z = 1 nm. The density ρ of each layer is calculated as follows:

where

N_{a} is Avogadro number,

N is the number of SiO

_{2} groups in the considered layer,

μ = 60 g/mol is the molar weight of the SiO

_{2},

S is the surface area of the considered cluster (

S = 300 nm

^{2} and

S = 1200 nm

^{2} for the small and large substrate clusters, respectively). All values are substituted in Equation (4) using the International System of Units.

Unlike the density profile of normally deposited film (dotted black curve at the right part of

Figure 4), the GLAD films’ density profiles vary noticeably with the growth of vertical coordinate z. We assume that the density decrease at the beginning of film deposition relates to the initial stage of the tree-like structure growth. Further density irregularities are due to irregularities of the simulated structures (see

Figure 3). The thicknesses of the transition layers between substrate and film is about 10 nm, which exceeds the thicknesses of the transition layers between film and air.

Density values, averaged over the interval from

z = 10 nm to

z = 30 nm, where

z is the vertical coordinate, are presented in

Table 1. In all cases, the densities of GLAD films are essentially lower than the density of the normally deposited film—2.4 (g/cm

^{3}) [

19]. Basing on the relationship between film density and refractive index [

28], the value of refractive index in the case of GLAD films is estimated as 1.3, which is close to the published experimental value [

29].

In our simulations, no regular dependence of ρ on the number of injection steps n has been revealed. Density profiles fluctuate around their average values. We suppose that these fluctuations are connected with the relatively small volumes of the deposited clusters. The reduction of fluctuations with the growth of substrate dimensions from 10 nm × 30 nm to 20 nm × 60 nm confirms this supposition.

The case of continuous substrate rotation has been also investigated. As in the case of GLAD with altering deposition angles, the shape of the growing structure essentially depends on the rotation speed [

27]. In the presented work, the case of slow continuous rotation is considered. The rotation speed ω is specified, such that one rotation takes

n = 2000 deposition cycles.

The resulting structure is shown in

Figure 5. In contrast to

Figure 2 and

Figure 3, only a free volume of the deposited structure is shown in this figure while the film matter is considered as transparent. This method of visualization presents the cluster structure more clearly than the traditional one. As expected, the slow rotation results in the formation of a helical structure. Because of the small size of the substrate (15 nm for both horizontal dimensions), only one helix is obtained.
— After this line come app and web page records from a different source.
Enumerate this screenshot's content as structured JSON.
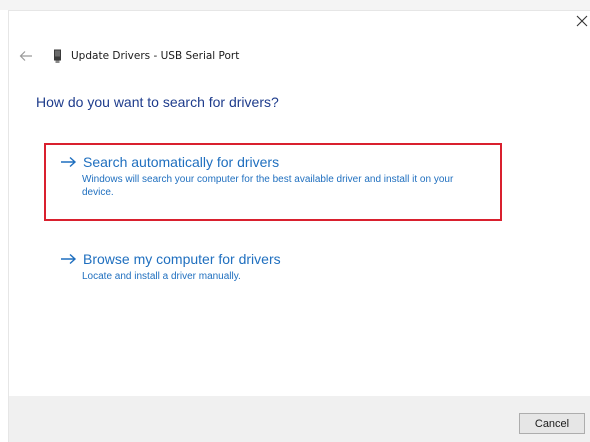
{
  "window": {
    "title": "Update Drivers - USB Serial Port"
  },
  "main": {
    "heading": "How do you want to search for drivers?",
    "options": [
      {
        "title": "Search automatically for drivers",
        "description": "Windows will search your computer for the best available driver and install it on your device.",
        "highlighted": true
      },
      {
        "title": "Browse my computer for drivers",
        "description": "Locate and install a driver manually.",
        "highlighted": false
      }
    ]
  },
  "footer": {
    "cancel_label": "Cancel"
  },
  "icons": {
    "close": "close-icon",
    "back": "back-arrow-icon",
    "device": "usb-device-icon",
    "option_arrow": "right-arrow-icon"
  },
  "colors": {
    "heading": "#1e3c8c",
    "link": "#1f6fbf",
    "highlight_border": "#d9202e",
    "footer_bg": "#f0f0f0"
  }
}
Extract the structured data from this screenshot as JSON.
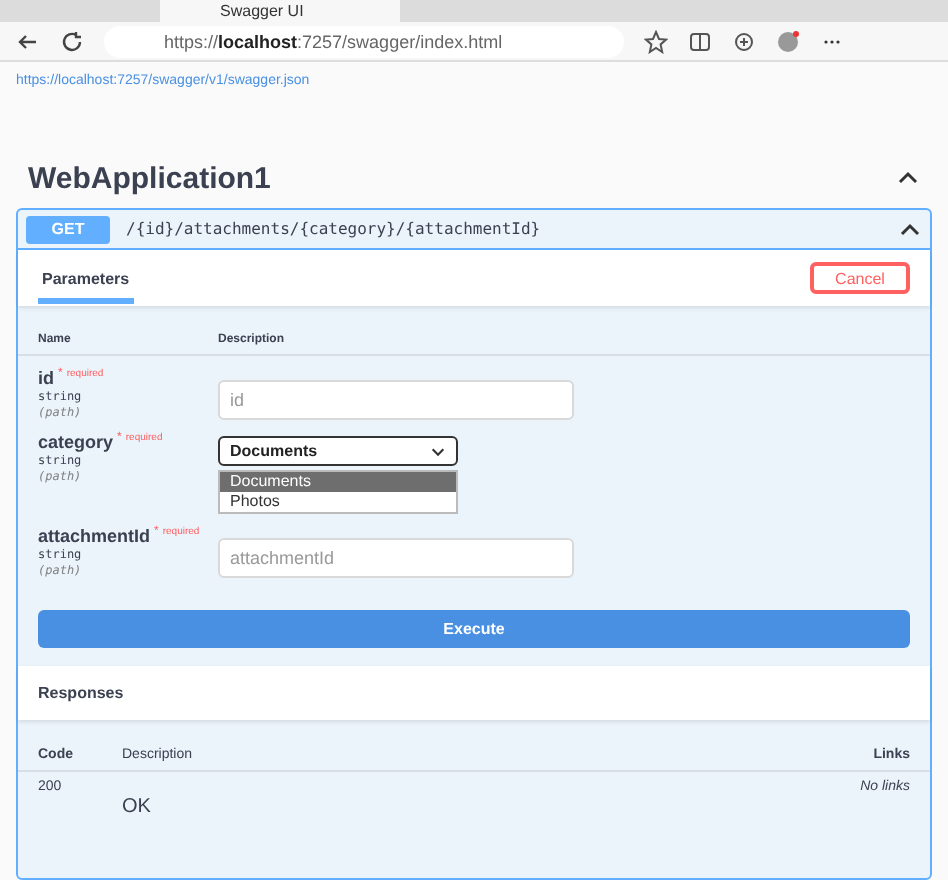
{
  "browser": {
    "tab_title": "Swagger UI",
    "url_prefix": "https://",
    "url_host": "localhost",
    "url_rest": ":7257/swagger/index.html"
  },
  "spec_link": "https://localhost:7257/swagger/v1/swagger.json",
  "section": {
    "title": "WebApplication1",
    "expanded": true
  },
  "operation": {
    "method": "GET",
    "path": "/{id}/attachments/{category}/{attachmentId}",
    "expanded": true,
    "tab": {
      "label": "Parameters",
      "selected": true
    },
    "cancel": "Cancel",
    "columns": [
      "Name",
      "Description"
    ],
    "parameters": [
      {
        "name": "id",
        "required_mark": "*",
        "required": "required",
        "type": "string",
        "location": "(path)",
        "kind": "input",
        "placeholder": "id"
      },
      {
        "name": "category",
        "required_mark": "*",
        "required": "required",
        "type": "string",
        "location": "(path)",
        "kind": "select",
        "value": "Documents",
        "options": [
          {
            "label": "Documents",
            "selected": true
          },
          {
            "label": "Photos",
            "selected": false
          }
        ]
      },
      {
        "name": "attachmentId",
        "required_mark": "*",
        "required": "required",
        "type": "string",
        "location": "(path)",
        "kind": "input",
        "placeholder": "attachmentId"
      }
    ],
    "execute": "Execute",
    "responses_title": "Responses",
    "response_columns": [
      "Code",
      "Description",
      "Links"
    ],
    "responses": [
      {
        "code": "200",
        "description": "OK",
        "links": "No links"
      }
    ]
  }
}
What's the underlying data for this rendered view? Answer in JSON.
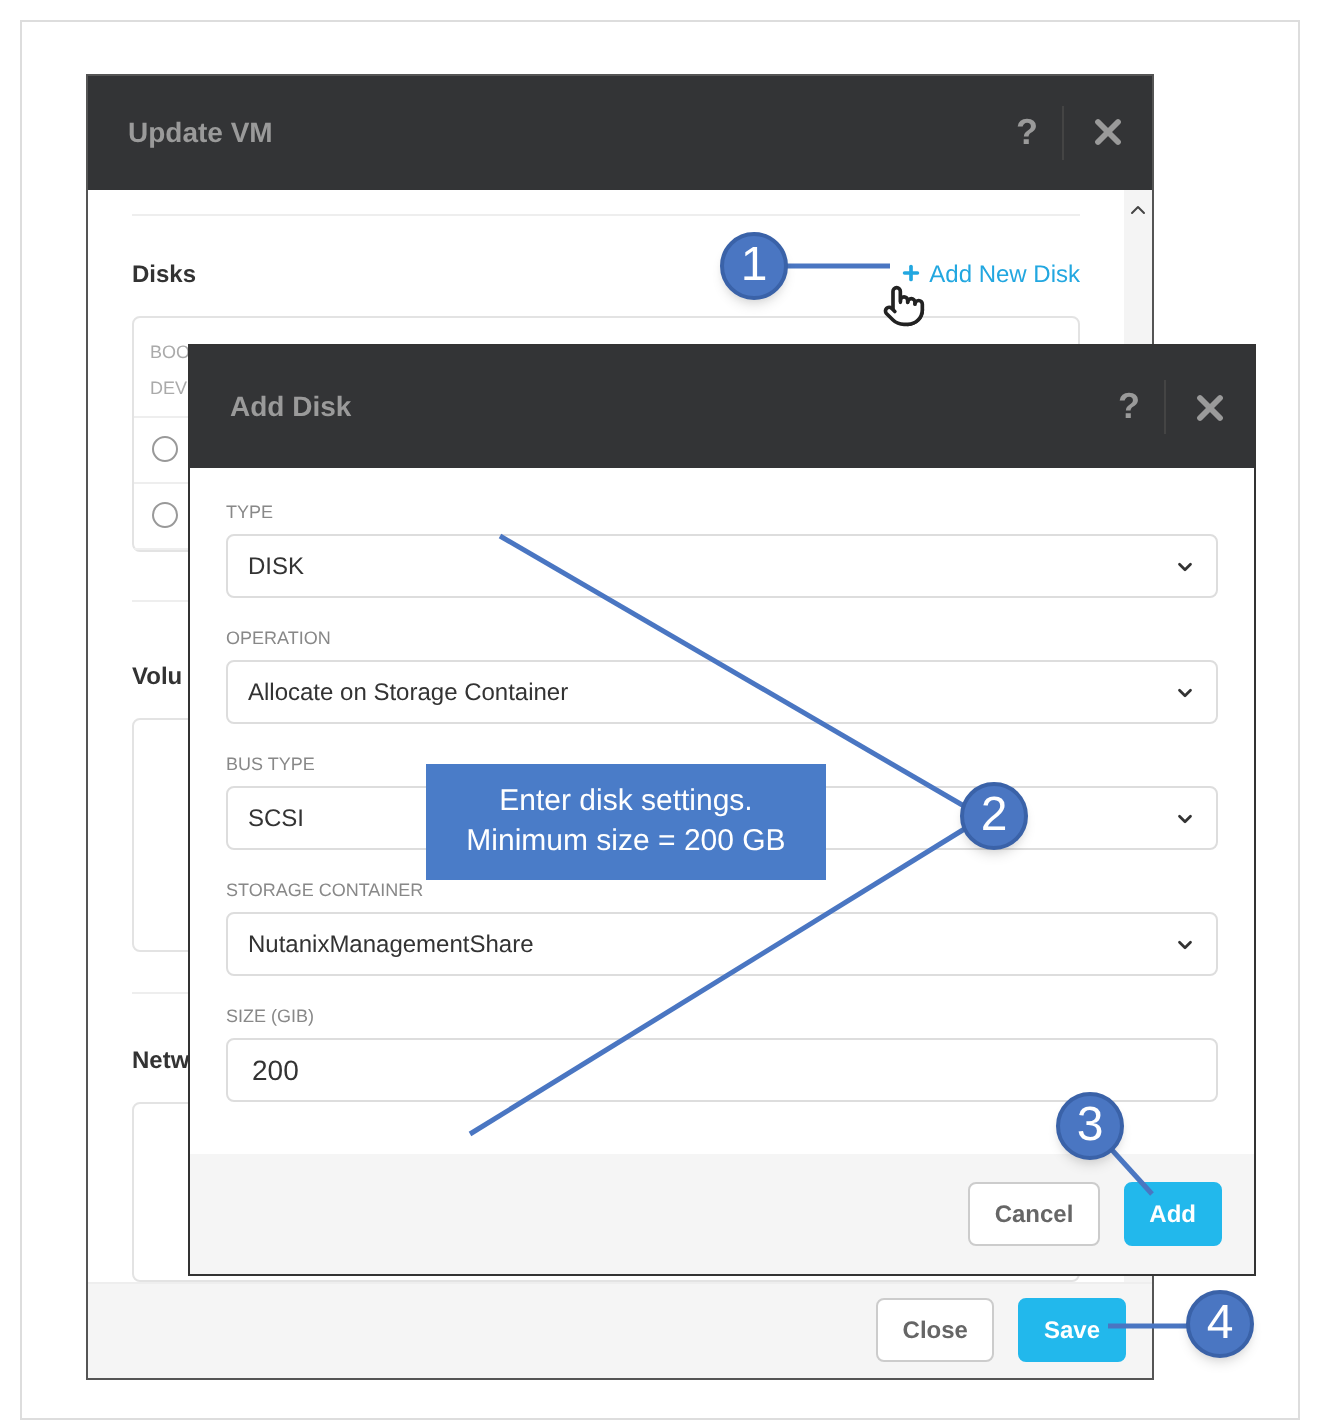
{
  "update_vm": {
    "title": "Update VM",
    "help": "?",
    "disks_heading": "Disks",
    "add_link": "Add New Disk",
    "column_1_lines": [
      "BOO",
      "DEV"
    ],
    "rows": [
      {
        "selected": false
      },
      {
        "selected": false
      }
    ],
    "volumes_heading": "Volu",
    "networks_heading": "Netw",
    "buttons": [
      {
        "label": "Close",
        "kind": "secondary"
      },
      {
        "label": "Save",
        "kind": "primary"
      }
    ]
  },
  "add_disk": {
    "title": "Add Disk",
    "help": "?",
    "fields": [
      {
        "label": "TYPE",
        "value": "DISK",
        "kind": "select"
      },
      {
        "label": "OPERATION",
        "value": "Allocate on Storage Container",
        "kind": "select"
      },
      {
        "label": "BUS TYPE",
        "value": "SCSI",
        "kind": "select"
      },
      {
        "label": "STORAGE CONTAINER",
        "value": "NutanixManagementShare",
        "kind": "select"
      },
      {
        "label": "SIZE (GIB)",
        "value": "200",
        "kind": "input"
      }
    ],
    "buttons": [
      {
        "label": "Cancel",
        "kind": "secondary"
      },
      {
        "label": "Add",
        "kind": "primary"
      }
    ]
  },
  "callout": {
    "text": "Enter disk settings.\nMinimum size = 200 GB"
  },
  "markers": [
    {
      "label": "1"
    },
    {
      "label": "2"
    },
    {
      "label": "3"
    },
    {
      "label": "4"
    }
  ]
}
The helix makes approximately one complete rotation in the horizontal plane accordingly to the specified value of ω. The investigation of helical structures in more detail requires simulations with clusters of larger dimensions and can be performed in future when the practical potential of such structures become more evident.